“Amusement parks – we’re here right now – we wanted them to work with their local governments to submit plans,” DeSantis said. “Universal did a great job, had a great plan, and I think as you’ve seen, they’re taking safety very seriously to keep their guests safe.”

The governor also hinted he soon would be making a “big announcement” regarding professional sports.

Major League Soccer and its players’ union Wednesday reached an agreement for the league’s 26 teams to play a tournament-style season at ESPN’s Wide World of Sports Complex at Disney World in Orlando.

The NBA will present a plan for restarting its suspended season to the league’s board of governors Thursday. Its plan includes 22 teams playing a “playoff season,” also at ESPN's Wide World Of Sports complex, beginning July 31.

“There are discussions to bring some of these sports to Orlando. We support that happening. Sports need to know they can come here, and we are going to roll out the red carpet,” DeSantis said. “Orlando would be a great place” for the NBA to resume its season. “Same thing with baseball. Orlando can be the epicenter of the comeback of professional sports.”

Phase two of DeSantis’ three-part reopening plan does not include Miami-Dade, Broward or Palm Beach counties. In the state’s other 64 counties, however, movie theaters, bowling alleys, pari-mutuel betting businesses and bars – closed since mid-March – will be allowed to open at 50 percent indoor capacity and full capacity for outdoor seating if local governments give the green light.

“You’re seated to get served.
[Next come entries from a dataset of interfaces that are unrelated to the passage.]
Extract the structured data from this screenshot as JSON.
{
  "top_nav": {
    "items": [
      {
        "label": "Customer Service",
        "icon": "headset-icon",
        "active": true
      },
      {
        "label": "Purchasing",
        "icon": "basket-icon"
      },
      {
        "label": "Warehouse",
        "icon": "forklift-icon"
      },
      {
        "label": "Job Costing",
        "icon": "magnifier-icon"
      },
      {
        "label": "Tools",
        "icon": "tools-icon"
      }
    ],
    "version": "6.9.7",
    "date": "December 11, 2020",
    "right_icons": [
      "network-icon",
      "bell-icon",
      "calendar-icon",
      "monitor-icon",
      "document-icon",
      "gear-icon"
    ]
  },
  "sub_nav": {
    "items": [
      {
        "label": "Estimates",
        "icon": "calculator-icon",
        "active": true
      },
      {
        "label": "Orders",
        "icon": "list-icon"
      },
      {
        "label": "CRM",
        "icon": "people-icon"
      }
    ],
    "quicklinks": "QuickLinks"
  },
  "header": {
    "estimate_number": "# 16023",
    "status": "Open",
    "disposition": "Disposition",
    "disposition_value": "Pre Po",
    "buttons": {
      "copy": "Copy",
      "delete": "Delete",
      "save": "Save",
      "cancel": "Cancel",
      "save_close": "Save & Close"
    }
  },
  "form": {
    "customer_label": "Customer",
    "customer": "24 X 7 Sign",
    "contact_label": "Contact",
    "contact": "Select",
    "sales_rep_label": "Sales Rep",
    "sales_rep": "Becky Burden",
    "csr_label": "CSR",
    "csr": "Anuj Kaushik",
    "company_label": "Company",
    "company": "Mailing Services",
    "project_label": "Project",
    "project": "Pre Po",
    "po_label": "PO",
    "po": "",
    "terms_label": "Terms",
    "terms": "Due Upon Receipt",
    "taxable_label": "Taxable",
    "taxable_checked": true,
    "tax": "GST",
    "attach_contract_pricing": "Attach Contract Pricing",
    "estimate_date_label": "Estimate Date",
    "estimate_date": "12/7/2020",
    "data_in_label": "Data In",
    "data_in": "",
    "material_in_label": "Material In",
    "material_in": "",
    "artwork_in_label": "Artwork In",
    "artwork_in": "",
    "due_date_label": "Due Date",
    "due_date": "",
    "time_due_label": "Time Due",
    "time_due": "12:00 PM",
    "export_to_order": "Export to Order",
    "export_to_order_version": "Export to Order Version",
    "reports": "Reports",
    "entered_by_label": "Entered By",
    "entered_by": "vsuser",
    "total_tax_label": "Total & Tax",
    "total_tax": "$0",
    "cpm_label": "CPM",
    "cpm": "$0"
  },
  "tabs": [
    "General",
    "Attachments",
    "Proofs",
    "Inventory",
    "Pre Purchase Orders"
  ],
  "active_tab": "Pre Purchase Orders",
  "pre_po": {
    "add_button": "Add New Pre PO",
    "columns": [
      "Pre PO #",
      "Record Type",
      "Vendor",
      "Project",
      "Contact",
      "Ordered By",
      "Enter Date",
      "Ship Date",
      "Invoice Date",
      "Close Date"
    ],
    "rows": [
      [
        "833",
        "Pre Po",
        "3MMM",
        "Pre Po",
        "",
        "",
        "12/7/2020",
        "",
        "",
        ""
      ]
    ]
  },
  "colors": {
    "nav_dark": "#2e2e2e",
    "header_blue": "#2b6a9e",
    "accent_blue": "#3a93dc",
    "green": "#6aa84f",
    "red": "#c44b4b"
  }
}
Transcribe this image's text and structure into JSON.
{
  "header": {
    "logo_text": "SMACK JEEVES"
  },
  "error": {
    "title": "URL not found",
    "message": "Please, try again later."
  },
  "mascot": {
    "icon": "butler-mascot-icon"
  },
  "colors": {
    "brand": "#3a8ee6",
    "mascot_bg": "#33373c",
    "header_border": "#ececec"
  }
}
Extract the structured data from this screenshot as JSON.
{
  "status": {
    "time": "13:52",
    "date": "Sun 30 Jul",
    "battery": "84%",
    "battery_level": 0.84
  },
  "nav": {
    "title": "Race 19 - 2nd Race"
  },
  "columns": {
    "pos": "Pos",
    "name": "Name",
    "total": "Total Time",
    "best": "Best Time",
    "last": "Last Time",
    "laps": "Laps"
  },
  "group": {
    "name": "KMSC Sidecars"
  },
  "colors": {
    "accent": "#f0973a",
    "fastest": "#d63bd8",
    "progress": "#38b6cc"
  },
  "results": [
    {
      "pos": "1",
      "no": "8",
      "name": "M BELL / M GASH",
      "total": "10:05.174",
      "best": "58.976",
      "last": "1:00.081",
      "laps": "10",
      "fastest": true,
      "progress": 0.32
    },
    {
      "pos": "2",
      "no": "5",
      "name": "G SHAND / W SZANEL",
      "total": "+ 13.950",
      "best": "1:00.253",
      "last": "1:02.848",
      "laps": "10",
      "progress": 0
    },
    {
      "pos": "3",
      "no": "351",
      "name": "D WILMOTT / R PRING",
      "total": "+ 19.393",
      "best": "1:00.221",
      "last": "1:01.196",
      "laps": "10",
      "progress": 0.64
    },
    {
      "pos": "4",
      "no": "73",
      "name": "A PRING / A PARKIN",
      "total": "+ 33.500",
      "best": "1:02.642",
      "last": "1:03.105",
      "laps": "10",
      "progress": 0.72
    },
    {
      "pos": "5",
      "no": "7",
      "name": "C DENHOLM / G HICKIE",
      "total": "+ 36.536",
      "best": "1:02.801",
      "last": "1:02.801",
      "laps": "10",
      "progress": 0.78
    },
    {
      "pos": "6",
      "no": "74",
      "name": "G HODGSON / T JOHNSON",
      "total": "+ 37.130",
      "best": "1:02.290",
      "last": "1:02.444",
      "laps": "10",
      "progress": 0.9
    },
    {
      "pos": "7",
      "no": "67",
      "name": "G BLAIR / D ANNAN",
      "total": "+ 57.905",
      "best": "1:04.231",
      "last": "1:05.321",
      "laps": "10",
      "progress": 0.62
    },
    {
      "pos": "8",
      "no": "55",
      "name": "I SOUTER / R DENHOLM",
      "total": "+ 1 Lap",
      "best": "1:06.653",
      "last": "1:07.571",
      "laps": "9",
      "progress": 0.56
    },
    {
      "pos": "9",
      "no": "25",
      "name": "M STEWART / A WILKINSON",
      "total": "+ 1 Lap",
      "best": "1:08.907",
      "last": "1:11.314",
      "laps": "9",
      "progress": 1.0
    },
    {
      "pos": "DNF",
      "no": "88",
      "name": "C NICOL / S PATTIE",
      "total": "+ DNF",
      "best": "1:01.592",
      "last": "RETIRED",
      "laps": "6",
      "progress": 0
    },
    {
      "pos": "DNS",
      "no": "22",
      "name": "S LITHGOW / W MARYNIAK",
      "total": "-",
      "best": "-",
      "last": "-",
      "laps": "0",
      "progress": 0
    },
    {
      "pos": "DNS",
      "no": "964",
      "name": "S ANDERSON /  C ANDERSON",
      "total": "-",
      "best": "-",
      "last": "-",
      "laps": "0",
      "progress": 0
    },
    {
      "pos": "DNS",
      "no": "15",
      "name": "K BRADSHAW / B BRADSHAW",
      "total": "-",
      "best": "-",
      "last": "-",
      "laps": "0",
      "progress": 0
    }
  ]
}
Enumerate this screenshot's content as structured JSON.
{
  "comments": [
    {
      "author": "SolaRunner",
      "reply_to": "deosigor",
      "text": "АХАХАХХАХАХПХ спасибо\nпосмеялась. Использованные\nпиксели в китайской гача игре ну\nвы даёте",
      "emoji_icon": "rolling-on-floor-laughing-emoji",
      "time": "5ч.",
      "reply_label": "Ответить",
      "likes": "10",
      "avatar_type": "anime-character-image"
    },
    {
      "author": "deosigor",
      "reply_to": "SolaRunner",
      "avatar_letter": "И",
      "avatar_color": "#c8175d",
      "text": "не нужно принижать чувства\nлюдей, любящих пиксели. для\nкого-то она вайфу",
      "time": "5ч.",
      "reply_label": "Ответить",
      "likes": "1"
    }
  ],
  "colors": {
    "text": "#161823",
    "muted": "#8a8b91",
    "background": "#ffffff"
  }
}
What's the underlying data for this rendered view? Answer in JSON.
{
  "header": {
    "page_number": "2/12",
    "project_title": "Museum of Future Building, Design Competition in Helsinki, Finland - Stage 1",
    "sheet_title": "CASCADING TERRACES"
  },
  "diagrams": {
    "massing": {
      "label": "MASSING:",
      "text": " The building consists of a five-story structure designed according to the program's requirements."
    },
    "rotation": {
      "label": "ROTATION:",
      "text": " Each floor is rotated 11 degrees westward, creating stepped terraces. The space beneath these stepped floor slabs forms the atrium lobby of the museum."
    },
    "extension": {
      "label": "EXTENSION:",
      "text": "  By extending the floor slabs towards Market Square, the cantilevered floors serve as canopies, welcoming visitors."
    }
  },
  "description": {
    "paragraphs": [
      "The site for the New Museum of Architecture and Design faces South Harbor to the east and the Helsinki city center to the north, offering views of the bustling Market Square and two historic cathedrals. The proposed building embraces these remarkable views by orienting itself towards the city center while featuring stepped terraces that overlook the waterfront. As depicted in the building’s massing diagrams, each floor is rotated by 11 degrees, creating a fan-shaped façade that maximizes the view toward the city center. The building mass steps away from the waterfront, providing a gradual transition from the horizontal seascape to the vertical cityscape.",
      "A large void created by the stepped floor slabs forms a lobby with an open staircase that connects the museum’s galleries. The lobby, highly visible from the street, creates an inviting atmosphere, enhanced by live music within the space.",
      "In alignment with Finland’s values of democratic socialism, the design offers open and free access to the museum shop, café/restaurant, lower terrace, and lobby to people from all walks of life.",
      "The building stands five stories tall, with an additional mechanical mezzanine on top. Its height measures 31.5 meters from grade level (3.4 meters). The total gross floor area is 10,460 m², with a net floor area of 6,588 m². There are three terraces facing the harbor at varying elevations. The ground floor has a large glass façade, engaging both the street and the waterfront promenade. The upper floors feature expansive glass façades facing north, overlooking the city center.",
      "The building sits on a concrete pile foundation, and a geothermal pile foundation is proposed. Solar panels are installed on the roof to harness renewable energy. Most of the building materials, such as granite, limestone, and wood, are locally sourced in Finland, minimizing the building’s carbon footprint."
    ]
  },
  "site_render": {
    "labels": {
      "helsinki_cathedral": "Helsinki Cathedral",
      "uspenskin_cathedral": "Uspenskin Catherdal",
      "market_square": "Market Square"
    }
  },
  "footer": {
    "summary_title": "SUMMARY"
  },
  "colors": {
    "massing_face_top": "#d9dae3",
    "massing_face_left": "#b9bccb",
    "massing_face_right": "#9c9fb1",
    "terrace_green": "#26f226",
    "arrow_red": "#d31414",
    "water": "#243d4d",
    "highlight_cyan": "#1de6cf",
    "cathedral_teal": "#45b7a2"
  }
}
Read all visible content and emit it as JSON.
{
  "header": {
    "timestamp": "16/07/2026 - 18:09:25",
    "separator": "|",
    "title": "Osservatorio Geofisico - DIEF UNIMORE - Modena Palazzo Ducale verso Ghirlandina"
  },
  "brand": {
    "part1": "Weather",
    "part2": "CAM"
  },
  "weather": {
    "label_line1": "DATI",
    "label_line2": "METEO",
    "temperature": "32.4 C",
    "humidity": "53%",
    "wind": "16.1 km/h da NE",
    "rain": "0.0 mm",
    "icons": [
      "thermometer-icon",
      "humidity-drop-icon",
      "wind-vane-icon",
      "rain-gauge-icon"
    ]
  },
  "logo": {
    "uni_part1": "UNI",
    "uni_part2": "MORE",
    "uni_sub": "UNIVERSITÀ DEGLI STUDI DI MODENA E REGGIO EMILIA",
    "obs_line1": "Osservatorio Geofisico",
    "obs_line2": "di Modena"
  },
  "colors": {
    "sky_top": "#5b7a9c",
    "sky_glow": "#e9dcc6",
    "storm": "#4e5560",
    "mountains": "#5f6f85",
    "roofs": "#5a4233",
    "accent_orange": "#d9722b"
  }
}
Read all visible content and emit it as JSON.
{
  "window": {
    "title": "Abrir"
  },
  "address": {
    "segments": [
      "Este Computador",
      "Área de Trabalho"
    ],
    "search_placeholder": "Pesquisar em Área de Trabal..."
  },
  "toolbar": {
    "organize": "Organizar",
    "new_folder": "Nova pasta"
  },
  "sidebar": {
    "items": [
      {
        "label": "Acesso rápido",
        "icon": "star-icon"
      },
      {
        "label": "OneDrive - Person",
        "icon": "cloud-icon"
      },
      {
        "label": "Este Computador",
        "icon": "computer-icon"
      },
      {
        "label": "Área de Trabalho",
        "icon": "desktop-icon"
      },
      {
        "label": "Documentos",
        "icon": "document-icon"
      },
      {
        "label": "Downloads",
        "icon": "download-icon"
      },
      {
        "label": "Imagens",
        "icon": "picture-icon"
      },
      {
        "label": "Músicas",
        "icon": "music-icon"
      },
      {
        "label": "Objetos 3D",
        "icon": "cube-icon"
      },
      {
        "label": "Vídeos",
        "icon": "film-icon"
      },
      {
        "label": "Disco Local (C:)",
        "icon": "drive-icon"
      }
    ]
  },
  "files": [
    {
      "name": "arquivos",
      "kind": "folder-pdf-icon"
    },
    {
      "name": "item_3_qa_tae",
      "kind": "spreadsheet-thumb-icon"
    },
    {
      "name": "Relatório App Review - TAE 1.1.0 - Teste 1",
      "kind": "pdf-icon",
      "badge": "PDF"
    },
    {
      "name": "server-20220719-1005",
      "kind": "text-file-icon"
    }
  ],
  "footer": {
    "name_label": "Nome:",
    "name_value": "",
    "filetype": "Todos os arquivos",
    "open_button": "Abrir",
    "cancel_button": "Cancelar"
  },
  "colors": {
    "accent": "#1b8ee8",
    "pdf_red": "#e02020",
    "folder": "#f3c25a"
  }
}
People go, enjoy, have a drink, that’s fine,” DeSantis said. “We don’t want huge crowds piling in.”

Local government officials, under pressure from bar owners who don’t generate more than 50 percent of revenues from food sales, had been lobbying the governor for weeks about allowing them to reopen their doors.

“Those who have been able to operate, have survived up to this point. The owners who were mandated to close are about to lose their businesses,” Bunnell Mayor Catherine Robinson wrote in a letter delivered to the governor last weekend.

Under phase one of DeSantis’ plan, launched May 4, restaurants and retailers opened at 25 percent capacity in all but the three south Florida counties. On May 18, capacities were expanded to 50 percent statewide, including Miami-Dade, Broward and Palm Beach counties.

DeSantis made the move into phase two despite the Florida Department of Health (DOH) reporting Wednesday that an additional 1,237 people had tested positive for COVID-19, the most since April 4, when 1,304 tested positive.

According to DOH’s COVID-19 dashboard, as of Wednesday afternoon, 58,764 people had tested positive for COVID-19, 10,796 people have been hospitalized and 2,650 people have died, including 37 on Tuesday.

DeSantis said the numbers are skewered by increased testing – more than 1 million tests have been conducted in Florida – and data showing most reported COVID-19 deaths are linked to long-term care patients, nursing home residents and the elderly.

On Sunday, DOH reported 1,230 of the state’s then-death count of 2,451 were residents or staff members of long-term care facilities.

Fifteen-percent of the state’s COVID-19 fatalities have occurred among those 65 years old and younger, DeSantis said, noting more Floridians over 90 years old have died from the disease than those under 65.